Start of Data listing

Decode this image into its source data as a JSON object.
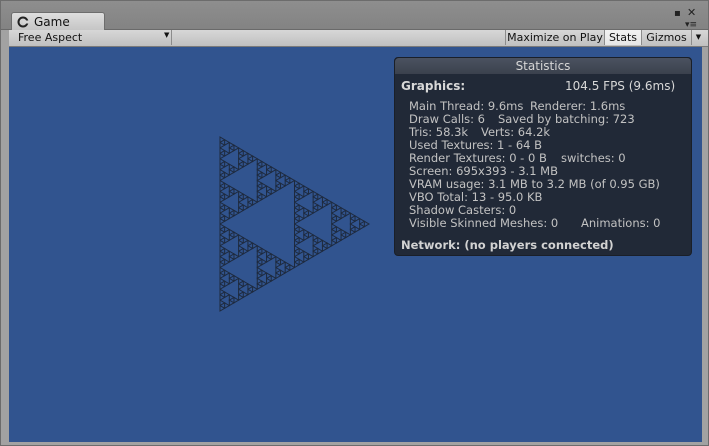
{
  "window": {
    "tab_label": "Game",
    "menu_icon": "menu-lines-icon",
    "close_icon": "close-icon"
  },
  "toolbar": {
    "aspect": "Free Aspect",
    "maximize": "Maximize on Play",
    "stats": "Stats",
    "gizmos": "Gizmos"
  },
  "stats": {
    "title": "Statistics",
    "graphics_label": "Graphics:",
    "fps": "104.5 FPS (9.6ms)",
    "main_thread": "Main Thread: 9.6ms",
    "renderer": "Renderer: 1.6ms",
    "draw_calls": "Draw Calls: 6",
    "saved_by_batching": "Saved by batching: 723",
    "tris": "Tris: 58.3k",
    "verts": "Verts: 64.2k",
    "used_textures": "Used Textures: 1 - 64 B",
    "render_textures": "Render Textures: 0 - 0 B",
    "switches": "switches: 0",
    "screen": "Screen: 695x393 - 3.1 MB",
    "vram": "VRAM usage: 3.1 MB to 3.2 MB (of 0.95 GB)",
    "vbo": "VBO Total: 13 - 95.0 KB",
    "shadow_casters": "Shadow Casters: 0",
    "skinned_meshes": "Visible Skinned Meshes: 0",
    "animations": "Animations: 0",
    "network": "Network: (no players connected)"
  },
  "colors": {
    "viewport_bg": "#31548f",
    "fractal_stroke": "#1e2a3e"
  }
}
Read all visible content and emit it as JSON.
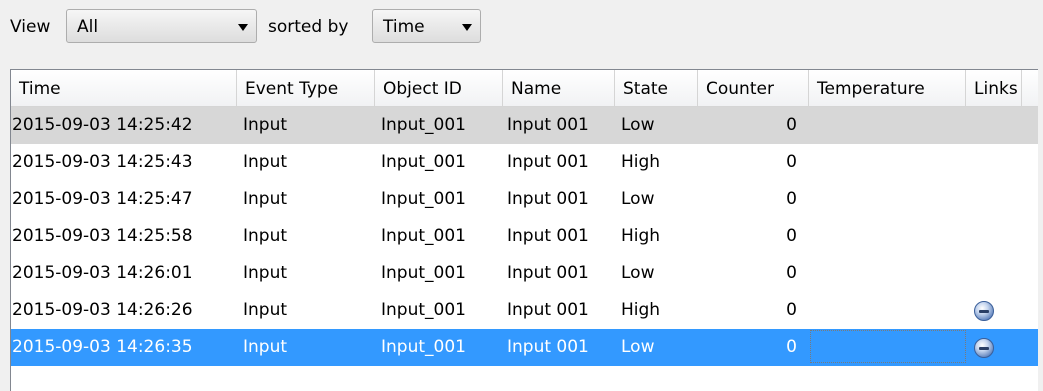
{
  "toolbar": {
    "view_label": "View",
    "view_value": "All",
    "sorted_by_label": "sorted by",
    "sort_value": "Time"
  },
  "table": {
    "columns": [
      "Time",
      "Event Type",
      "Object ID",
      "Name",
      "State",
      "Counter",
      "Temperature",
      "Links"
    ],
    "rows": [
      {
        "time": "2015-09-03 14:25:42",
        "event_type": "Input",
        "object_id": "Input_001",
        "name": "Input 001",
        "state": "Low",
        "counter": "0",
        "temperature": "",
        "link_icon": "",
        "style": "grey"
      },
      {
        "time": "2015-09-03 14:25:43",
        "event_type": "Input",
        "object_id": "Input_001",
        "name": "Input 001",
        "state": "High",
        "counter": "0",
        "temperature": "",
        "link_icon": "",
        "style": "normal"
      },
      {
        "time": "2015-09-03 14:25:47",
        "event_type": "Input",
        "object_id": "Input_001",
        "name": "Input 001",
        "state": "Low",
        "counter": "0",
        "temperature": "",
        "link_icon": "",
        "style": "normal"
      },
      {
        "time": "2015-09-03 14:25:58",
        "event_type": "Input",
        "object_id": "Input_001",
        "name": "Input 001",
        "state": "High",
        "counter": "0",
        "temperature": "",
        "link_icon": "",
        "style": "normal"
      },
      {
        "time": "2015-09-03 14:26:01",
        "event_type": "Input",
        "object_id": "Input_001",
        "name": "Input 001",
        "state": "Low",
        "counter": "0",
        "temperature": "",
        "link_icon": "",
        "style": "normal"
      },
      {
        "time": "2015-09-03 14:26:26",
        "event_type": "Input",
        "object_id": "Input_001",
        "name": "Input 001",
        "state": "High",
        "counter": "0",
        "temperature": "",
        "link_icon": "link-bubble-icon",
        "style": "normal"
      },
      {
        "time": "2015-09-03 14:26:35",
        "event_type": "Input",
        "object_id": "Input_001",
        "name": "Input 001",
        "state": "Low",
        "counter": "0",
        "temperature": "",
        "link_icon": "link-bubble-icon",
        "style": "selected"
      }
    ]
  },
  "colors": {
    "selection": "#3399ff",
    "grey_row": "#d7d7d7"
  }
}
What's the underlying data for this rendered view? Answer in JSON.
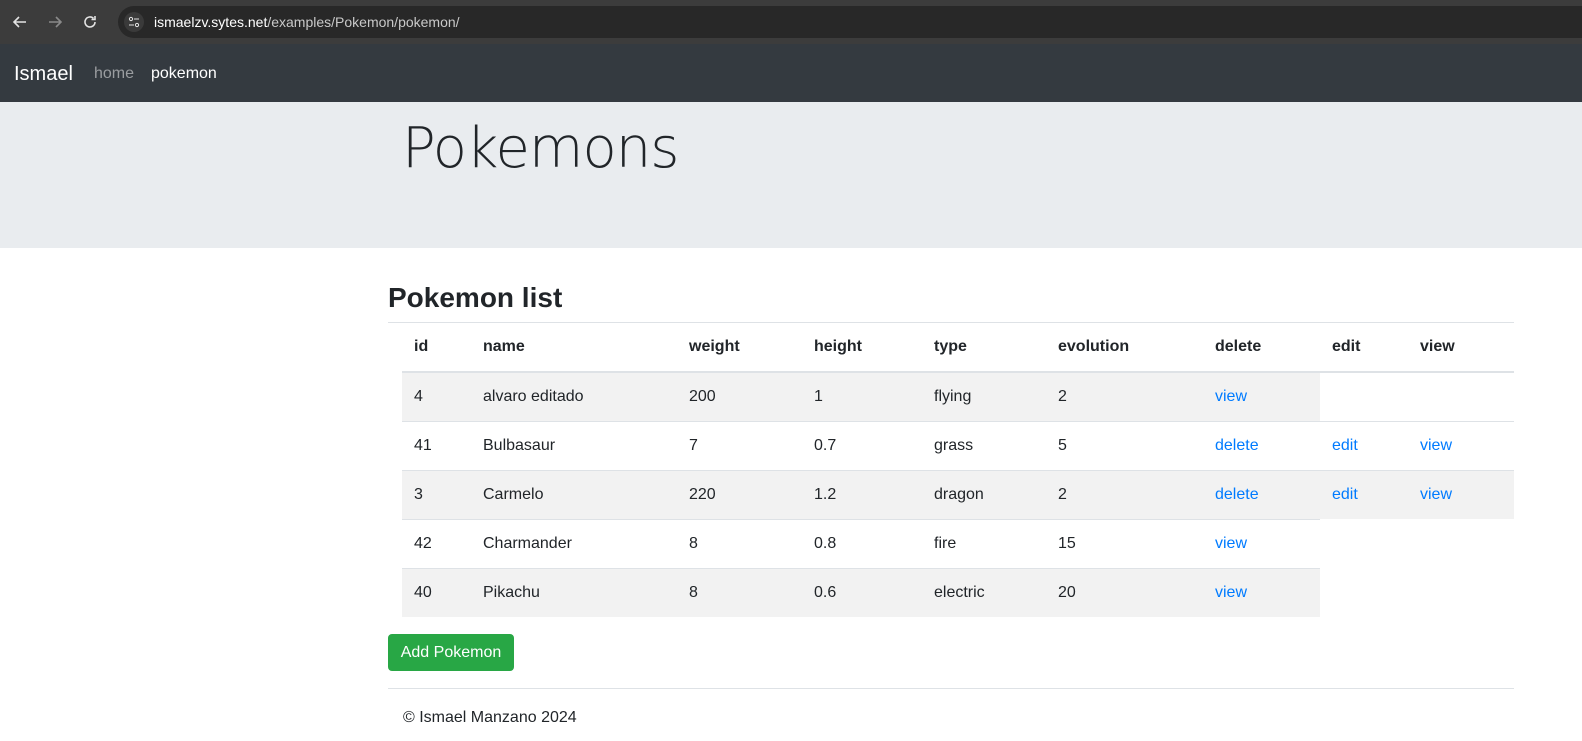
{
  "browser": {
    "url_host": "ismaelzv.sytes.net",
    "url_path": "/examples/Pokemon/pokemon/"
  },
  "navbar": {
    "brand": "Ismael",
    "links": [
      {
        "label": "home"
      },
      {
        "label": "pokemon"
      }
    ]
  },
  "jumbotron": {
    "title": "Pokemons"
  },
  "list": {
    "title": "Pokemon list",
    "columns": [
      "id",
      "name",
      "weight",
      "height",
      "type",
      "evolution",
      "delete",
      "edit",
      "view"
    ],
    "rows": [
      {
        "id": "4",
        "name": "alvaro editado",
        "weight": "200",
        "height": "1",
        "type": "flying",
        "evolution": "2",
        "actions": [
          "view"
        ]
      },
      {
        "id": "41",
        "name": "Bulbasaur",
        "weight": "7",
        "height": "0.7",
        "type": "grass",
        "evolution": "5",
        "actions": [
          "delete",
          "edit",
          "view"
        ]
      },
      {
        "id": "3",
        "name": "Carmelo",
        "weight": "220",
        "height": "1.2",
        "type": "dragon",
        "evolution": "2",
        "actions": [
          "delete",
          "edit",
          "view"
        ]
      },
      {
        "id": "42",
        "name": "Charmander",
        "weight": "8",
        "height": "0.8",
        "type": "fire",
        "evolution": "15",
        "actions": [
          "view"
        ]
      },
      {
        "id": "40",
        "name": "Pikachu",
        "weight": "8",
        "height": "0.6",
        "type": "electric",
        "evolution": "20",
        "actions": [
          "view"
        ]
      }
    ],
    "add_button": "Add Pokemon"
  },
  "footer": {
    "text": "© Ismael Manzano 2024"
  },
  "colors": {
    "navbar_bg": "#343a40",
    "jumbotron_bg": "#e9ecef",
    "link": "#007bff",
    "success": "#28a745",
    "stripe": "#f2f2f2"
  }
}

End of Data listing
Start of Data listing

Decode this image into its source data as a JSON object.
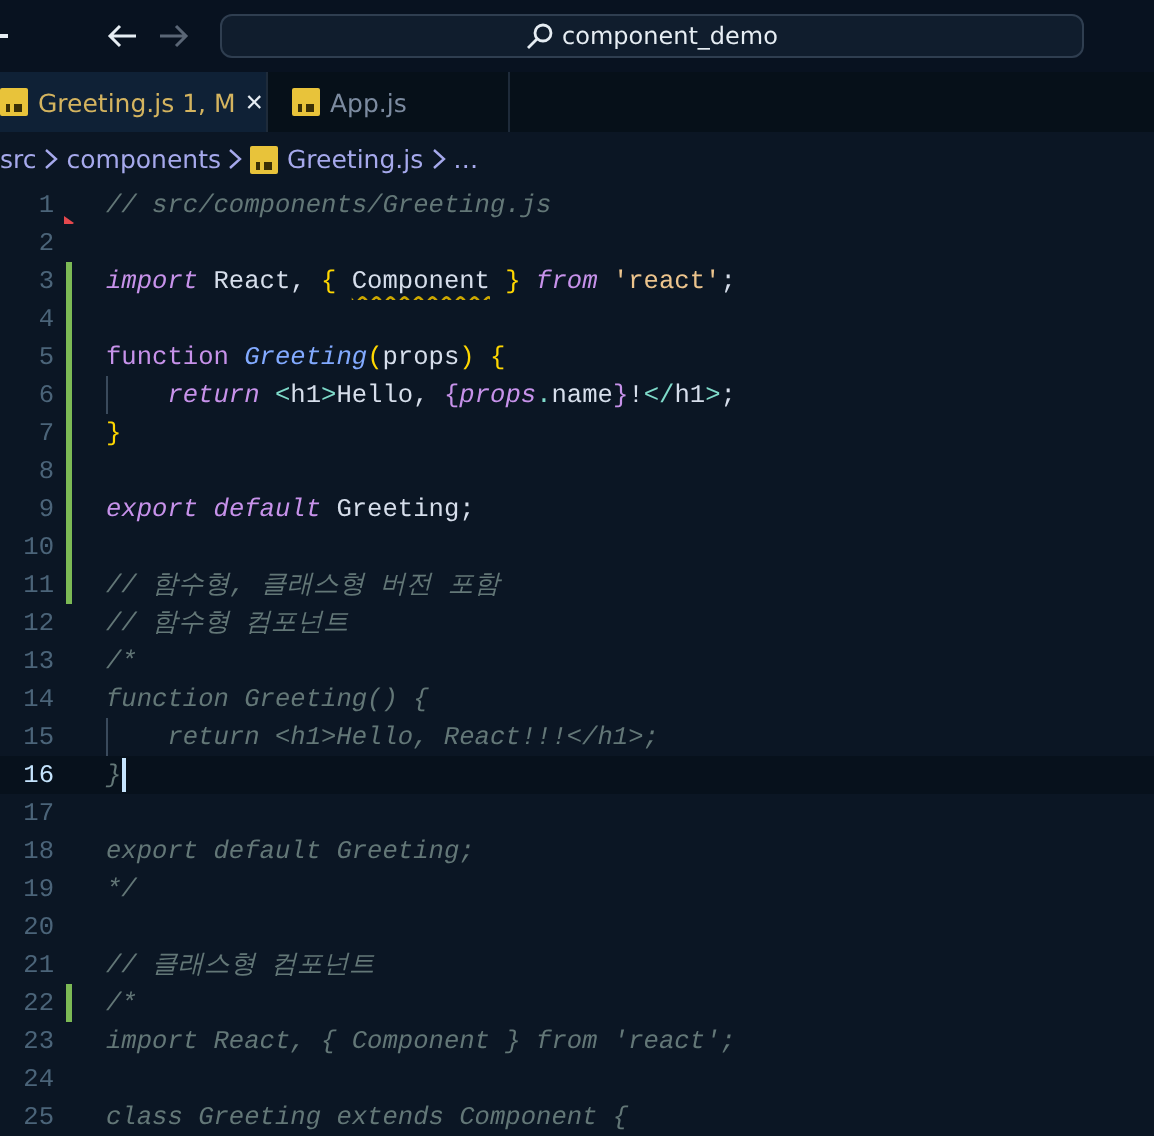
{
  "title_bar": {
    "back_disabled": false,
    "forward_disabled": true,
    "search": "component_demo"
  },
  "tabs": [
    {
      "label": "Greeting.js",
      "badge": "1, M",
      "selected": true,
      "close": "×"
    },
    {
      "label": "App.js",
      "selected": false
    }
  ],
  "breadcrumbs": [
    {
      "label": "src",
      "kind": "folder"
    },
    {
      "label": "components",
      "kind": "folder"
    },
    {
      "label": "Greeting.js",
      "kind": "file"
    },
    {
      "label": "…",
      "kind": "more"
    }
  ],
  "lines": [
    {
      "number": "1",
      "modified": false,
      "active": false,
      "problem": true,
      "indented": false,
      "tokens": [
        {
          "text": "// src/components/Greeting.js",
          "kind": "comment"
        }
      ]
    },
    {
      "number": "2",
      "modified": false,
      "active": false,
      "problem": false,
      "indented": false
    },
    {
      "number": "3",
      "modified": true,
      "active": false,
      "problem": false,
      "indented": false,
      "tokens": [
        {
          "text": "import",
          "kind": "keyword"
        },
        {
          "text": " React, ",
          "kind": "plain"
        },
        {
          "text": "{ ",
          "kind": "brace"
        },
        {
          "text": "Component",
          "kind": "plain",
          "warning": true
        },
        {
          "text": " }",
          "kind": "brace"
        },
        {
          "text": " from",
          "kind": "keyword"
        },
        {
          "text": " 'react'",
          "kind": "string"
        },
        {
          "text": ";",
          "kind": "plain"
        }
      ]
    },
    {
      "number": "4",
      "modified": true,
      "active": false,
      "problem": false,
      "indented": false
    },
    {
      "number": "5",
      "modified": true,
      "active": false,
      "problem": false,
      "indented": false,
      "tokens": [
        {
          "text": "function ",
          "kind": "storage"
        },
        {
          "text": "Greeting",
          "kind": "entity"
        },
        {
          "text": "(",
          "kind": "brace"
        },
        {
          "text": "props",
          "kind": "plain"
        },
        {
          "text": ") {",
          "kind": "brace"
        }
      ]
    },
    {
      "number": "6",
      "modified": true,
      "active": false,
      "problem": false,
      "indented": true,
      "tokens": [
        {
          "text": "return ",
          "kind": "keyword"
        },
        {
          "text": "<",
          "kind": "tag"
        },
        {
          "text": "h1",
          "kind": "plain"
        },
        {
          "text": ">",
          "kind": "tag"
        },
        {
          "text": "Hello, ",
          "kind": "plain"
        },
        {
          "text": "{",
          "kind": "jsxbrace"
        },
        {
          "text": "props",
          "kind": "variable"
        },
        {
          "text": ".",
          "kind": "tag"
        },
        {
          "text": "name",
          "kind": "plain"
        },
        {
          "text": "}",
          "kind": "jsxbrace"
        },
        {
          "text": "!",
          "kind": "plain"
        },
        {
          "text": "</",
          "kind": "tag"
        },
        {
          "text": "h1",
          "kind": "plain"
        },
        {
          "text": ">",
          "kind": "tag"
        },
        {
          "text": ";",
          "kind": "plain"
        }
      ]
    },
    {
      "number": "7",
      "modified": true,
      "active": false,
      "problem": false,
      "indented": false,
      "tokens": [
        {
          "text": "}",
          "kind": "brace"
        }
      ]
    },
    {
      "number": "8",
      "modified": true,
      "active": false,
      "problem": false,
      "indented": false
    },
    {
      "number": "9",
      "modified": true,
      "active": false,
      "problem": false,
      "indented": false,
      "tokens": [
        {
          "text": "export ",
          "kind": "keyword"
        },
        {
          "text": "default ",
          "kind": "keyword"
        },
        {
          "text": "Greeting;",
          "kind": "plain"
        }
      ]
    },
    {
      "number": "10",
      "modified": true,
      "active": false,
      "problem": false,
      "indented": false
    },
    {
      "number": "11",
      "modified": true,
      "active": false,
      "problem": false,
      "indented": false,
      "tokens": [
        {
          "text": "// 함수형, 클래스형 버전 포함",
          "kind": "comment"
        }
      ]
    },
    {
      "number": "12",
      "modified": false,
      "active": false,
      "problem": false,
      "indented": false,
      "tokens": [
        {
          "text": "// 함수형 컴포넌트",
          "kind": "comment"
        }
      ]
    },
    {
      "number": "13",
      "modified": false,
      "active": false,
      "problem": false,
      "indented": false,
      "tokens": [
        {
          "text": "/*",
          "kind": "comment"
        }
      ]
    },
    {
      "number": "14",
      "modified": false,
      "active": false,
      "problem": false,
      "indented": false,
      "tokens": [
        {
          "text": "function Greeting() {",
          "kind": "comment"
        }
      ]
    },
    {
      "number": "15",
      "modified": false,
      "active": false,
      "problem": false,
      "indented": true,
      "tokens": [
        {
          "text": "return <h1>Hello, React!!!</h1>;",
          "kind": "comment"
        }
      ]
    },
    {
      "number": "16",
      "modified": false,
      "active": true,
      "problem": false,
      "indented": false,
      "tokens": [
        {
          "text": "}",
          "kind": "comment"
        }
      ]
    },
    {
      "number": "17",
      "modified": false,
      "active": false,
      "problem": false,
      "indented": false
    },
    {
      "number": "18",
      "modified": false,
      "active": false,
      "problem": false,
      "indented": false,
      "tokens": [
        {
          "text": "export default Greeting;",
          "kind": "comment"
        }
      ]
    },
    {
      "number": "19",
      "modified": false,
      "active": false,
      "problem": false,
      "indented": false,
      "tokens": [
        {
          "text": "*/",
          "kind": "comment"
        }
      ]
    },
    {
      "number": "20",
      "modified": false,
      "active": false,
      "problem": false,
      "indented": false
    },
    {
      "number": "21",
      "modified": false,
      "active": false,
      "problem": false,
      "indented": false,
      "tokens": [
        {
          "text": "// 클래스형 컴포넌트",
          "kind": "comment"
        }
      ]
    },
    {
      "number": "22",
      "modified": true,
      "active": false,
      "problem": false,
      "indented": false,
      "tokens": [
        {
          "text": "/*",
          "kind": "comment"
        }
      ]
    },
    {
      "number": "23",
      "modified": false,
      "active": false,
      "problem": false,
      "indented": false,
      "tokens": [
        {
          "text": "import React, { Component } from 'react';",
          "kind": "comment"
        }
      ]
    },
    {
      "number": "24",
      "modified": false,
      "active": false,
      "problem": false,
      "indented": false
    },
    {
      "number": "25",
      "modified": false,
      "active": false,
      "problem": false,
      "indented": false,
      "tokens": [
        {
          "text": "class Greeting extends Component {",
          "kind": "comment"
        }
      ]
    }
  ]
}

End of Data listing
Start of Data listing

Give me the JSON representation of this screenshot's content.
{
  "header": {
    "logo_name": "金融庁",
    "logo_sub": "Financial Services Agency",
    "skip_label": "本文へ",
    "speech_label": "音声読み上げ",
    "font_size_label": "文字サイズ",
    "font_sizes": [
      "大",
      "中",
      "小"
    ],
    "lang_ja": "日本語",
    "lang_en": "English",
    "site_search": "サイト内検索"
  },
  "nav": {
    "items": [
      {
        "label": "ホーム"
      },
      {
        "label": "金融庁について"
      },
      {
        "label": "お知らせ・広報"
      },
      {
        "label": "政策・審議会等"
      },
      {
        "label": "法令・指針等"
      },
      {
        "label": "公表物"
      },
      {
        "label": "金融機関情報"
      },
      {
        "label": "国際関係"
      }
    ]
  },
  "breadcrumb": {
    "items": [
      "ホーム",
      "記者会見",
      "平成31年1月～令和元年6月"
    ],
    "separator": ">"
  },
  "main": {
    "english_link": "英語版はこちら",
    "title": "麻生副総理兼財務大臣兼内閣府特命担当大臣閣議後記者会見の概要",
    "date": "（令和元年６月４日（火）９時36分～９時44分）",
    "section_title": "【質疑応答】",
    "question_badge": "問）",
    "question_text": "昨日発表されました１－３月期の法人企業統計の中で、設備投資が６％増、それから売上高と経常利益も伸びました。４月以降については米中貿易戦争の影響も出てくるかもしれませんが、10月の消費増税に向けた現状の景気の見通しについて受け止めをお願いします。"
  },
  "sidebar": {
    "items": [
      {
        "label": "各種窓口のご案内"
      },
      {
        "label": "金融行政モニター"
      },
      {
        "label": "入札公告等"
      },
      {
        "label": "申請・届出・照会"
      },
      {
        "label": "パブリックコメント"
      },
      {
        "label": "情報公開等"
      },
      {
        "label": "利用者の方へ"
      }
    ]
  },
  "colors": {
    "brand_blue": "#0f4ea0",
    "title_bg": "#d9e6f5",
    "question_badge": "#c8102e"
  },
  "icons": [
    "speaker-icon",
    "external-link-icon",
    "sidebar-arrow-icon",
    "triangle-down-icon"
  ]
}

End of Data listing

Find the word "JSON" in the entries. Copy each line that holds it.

Answer section |
Decode this image into its source data as a JSON object.
Read all visible content and emit it as JSON.
What's the underlying data for this rendered view? Answer in JSON.
Decode this image into its source data as a JSON object.
Give me the JSON representation of this screenshot's content.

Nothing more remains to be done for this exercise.